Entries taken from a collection
+ + +
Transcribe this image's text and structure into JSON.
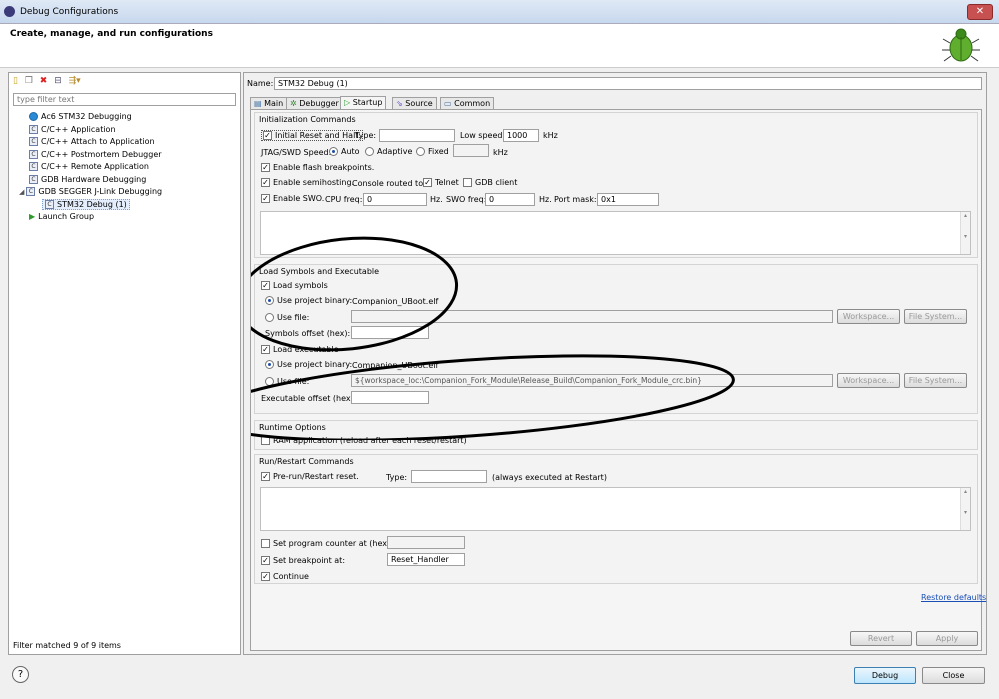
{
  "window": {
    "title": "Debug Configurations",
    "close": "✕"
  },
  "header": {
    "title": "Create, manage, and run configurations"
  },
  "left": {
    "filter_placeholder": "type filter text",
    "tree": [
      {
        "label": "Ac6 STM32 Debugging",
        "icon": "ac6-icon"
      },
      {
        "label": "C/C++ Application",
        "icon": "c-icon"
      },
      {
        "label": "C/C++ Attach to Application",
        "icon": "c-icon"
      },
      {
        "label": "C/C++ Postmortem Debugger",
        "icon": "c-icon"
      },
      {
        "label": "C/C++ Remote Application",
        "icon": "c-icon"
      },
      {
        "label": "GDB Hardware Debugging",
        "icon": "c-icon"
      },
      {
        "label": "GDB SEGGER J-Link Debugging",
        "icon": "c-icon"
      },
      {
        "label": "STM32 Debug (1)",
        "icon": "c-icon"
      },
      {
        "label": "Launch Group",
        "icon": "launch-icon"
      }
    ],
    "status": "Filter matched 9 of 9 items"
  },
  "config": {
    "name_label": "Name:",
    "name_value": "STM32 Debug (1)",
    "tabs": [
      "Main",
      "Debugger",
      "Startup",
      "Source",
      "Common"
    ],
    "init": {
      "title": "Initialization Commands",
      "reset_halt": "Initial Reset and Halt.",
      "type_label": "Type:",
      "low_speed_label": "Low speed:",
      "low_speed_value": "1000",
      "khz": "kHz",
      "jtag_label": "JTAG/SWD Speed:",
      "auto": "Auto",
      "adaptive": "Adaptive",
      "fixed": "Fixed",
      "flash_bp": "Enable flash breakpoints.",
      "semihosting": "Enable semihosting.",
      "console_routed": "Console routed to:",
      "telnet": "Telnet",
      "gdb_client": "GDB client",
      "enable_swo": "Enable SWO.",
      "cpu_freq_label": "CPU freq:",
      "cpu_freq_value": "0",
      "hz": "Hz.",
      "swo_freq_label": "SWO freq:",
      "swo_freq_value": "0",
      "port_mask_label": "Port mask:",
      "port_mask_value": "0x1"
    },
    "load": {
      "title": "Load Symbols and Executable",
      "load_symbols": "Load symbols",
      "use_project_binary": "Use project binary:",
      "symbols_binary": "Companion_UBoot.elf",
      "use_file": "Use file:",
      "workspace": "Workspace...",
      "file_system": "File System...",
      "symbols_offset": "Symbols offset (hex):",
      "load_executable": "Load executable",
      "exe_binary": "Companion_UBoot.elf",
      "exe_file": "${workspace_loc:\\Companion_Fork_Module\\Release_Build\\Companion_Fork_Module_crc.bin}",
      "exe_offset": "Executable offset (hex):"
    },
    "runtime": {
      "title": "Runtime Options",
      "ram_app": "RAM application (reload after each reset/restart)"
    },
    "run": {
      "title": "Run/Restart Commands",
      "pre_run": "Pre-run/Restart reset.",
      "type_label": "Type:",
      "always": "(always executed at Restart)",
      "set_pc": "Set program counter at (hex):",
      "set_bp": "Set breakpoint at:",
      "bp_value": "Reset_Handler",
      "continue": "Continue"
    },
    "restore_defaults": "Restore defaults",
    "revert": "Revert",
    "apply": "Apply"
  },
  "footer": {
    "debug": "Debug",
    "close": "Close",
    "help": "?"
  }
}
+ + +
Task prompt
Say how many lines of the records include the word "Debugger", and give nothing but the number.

Solved problem
2